    What an incredible unworthy follow up to The Case for Christ. The problem is, of course, that Strobel is not a great theologian. His approach to doctrine is very man-focused rather than Christ-focused.Now, when you are investigating the historical evidence to the Bible, the details of your theology don't matter all that much. Because of that, The Case for Christ is a great work in apologetics. But that is not at all the approach of this work. Instead of looking at actual hard evidence, Strobel instead turns to philosophy to answer tough questions like, "If God is good, then why is there evil in the world."Fair question, but Strobel, being very pragmatic and man-focused, turns to like-minded philosophers for his answers. So instead of biblically-based responses (even if we don't want to hear them), we have a bunch of people trying to twist their brains to defend God's actions in history. We have one philosopher trying to claim that hell exists because it is less dehumanizing than simple annihilation (p. 253), that all children who die go to heaven because they are not old enough to know better (p. 169), and that human free will is the driving force in the universe (throughout).The problem, of course, is having a wrong understanding of God in the first place. When you are Strobel, and you come to this book with the belief that God is helpless against free will, then you have a God who either cannot or will not help. That is not the God of the Bible. The true God is sovereign over all things. He is moving the tides of history by His will. He allows evil for a time, but He moves all thing for His glory and for the good of His children. He is guiding this world to a place that we cannot even imagine right now, and yet every moment will be seen in the end as purposeful and for the good. He is merciful to allow evil for a time, for we are sinful, and if He were to avenge evil fully in this moment, then He would destroy us as well. But in mercy He has given us time, for He is long suffering. He has given us this very day that we might repent and believe in Him and be saved.The book is not all bad. Ravi Zacharias has a very fine interview. But on the whole, this is an exercise in bad philosophy trying to remake God in our own image instead of ourselves being conformed to the image of Jesus. I'll stick with Strobel's more historic-based books in the future.

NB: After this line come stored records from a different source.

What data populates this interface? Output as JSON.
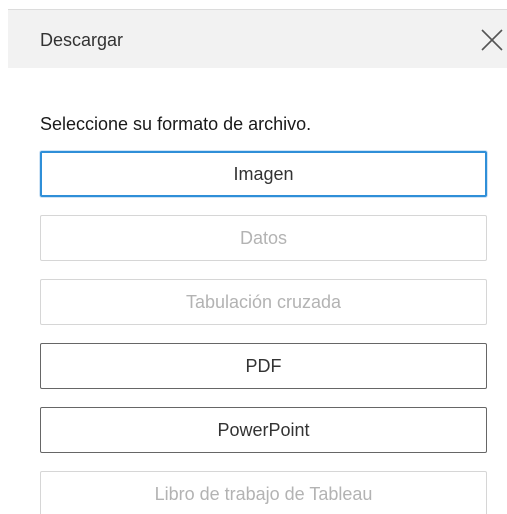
{
  "dialog": {
    "title": "Descargar",
    "close_icon": "close-icon",
    "prompt": "Seleccione su formato de archivo.",
    "formats": [
      {
        "label": "Imagen",
        "state": "focused"
      },
      {
        "label": "Datos",
        "state": "disabled"
      },
      {
        "label": "Tabulación cruzada",
        "state": "disabled"
      },
      {
        "label": "PDF",
        "state": "enabled"
      },
      {
        "label": "PowerPoint",
        "state": "enabled"
      },
      {
        "label": "Libro de trabajo de Tableau",
        "state": "disabled"
      }
    ]
  },
  "colors": {
    "header_bg": "#f2f2f2",
    "focus_border": "#2f8fd8",
    "disabled_text": "#b3b3b3",
    "enabled_border": "#666666"
  }
}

  • (5/5)
    Strobel does it once again in this amazing book defending the Christian faith!!
  • (3/5)
    A bit of preaching to the choir, a bit of dissing other religions. Not much to see here.

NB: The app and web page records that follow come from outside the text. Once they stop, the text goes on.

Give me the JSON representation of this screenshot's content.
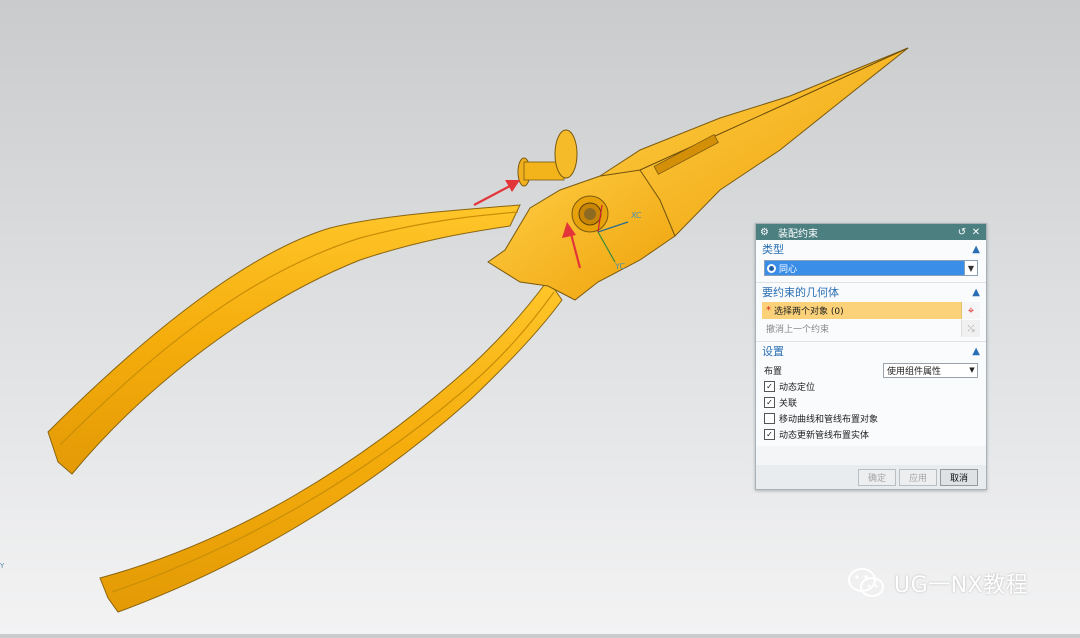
{
  "viewport": {
    "colors": {
      "part": "#f5b10f",
      "part_edge": "#7a5a10",
      "arrow": "#e3343a"
    },
    "triad_labels": {
      "x": "XC",
      "y": "YC"
    },
    "corner_label": "Y"
  },
  "dialog": {
    "title": "装配约束",
    "sections": {
      "type": {
        "label": "类型",
        "selected": "同心"
      },
      "geometry": {
        "label": "要约束的几何体",
        "select_row": "选择两个对象 (0)",
        "undo_row": "撤消上一个约束"
      },
      "settings": {
        "label": "设置",
        "layout_label": "布置",
        "layout_value": "使用组件属性",
        "checkboxes": [
          {
            "label": "动态定位",
            "checked": true
          },
          {
            "label": "关联",
            "checked": true
          },
          {
            "label": "移动曲线和管线布置对象",
            "checked": false
          },
          {
            "label": "动态更新管线布置实体",
            "checked": true
          }
        ]
      }
    },
    "buttons": {
      "ok": "确定",
      "apply": "应用",
      "cancel": "取消"
    }
  },
  "watermark": {
    "text": "UG一NX教程"
  }
}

  • (1/5)
    A simplified theology book with pat answers that aren't really answers at all.
  • (4/5)
    As in his other books, Strobel tackles some of the tough objections to the Christian religion--this time objections that would lead to a lack of faith. These include the problems of human suffering and human evolution. Strobel does this by talking to people, he interviews Christian authorities on these matters and then shares his refections. It might not convince anyone who isn't already convinced, but it does offer a personal approach to intellectual problems which at least helps make the book more intersting to read. And I think it does show that to be a Christian you don't have to check your brain at the door.

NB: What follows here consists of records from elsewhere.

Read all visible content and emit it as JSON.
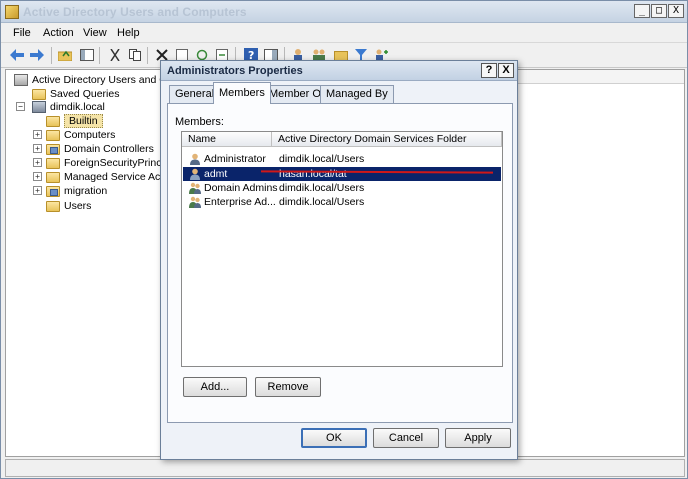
{
  "window": {
    "title": "Active Directory Users and Computers",
    "min": "_",
    "max": "□",
    "close": "X"
  },
  "menu": [
    "File",
    "Action",
    "View",
    "Help"
  ],
  "tree": {
    "root": "Active Directory Users and Cor",
    "saved_queries": "Saved Queries",
    "domain": "dimdik.local",
    "items": [
      "Builtin",
      "Computers",
      "Domain Controllers",
      "ForeignSecurityPrincipa",
      "Managed Service Accou",
      "migration",
      "Users"
    ]
  },
  "dialog": {
    "title": "Administrators Properties",
    "help": "?",
    "close": "X",
    "tabs": [
      "General",
      "Members",
      "Member Of",
      "Managed By"
    ],
    "members_label": "Members:",
    "columns": [
      "Name",
      "Active Directory Domain Services Folder"
    ],
    "rows": [
      {
        "name": "Administrator",
        "folder": "dimdik.local/Users",
        "type": "user"
      },
      {
        "name": "admt",
        "folder": "hasan.local/tat",
        "type": "user"
      },
      {
        "name": "Domain Admins",
        "folder": "dimdik.local/Users",
        "type": "group"
      },
      {
        "name": "Enterprise Ad...",
        "folder": "dimdik.local/Users",
        "type": "group"
      }
    ],
    "buttons": {
      "add": "Add...",
      "remove": "Remove",
      "ok": "OK",
      "cancel": "Cancel",
      "apply": "Apply"
    }
  },
  "colors": {
    "selection": "#0a246a",
    "annotation": "#d01818"
  }
}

  • (5/5)
    Have you got questions about Christianity? Former athiest attempts to break down those barriers.
  • (4/5)
    Refer to my thoughts concerning Case for Christ.
  • (2/5)
    He's actually willing to take on some tough questions. That's to his credit. However ... he has no tough answers to go along with them. In the end, it always seems to come down to personal convictions, inner transformations, and ineffable experiences of being "sure."
  • (1/5)
    Good try at convincing us that there is a God and his son is Jesus, but every time a hard question is asked, the straw-men come dancing in and fail to impress me.